[EXERCISE PROMPT]: The records below are to be output exactly, except for their pictures.

═══ SOURCE RECORDS ═══

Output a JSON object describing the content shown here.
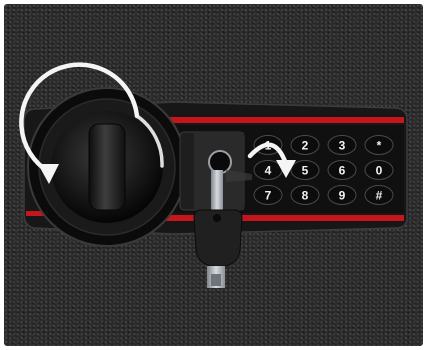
{
  "scene": {
    "subject": "electronic-safe-lock-panel",
    "colors": {
      "carpet": "#2a2a2a",
      "panel": "#151515",
      "red_stripe": "#c4161c",
      "key_face": "#0c0c0c",
      "arrow": "#f5f5f5",
      "key_metal": "#b8bcc2"
    }
  },
  "keypad": {
    "rows": [
      [
        "1",
        "2",
        "3",
        "*"
      ],
      [
        "4",
        "5",
        "6",
        "0"
      ],
      [
        "7",
        "8",
        "9",
        "#"
      ]
    ]
  },
  "icons": [
    "rotate-counterclockwise-arrow-icon",
    "curved-turn-arrow-icon"
  ]
}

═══

[ANSWER FOR THE TASK]:
Output a JSON object describing the content shown here.
{
  "scene": {
    "subject": "electronic-safe-lock-panel",
    "colors": {
      "carpet": "#2a2a2a",
      "panel": "#151515",
      "red_stripe": "#c4161c",
      "key_face": "#0c0c0c",
      "arrow": "#f5f5f5",
      "key_metal": "#b8bcc2"
    }
  },
  "keypad": {
    "rows": [
      [
        "1",
        "2",
        "3",
        "*"
      ],
      [
        "4",
        "5",
        "6",
        "0"
      ],
      [
        "7",
        "8",
        "9",
        "#"
      ]
    ]
  },
  "icons": [
    "rotate-counterclockwise-arrow-icon",
    "curved-turn-arrow-icon"
  ]
}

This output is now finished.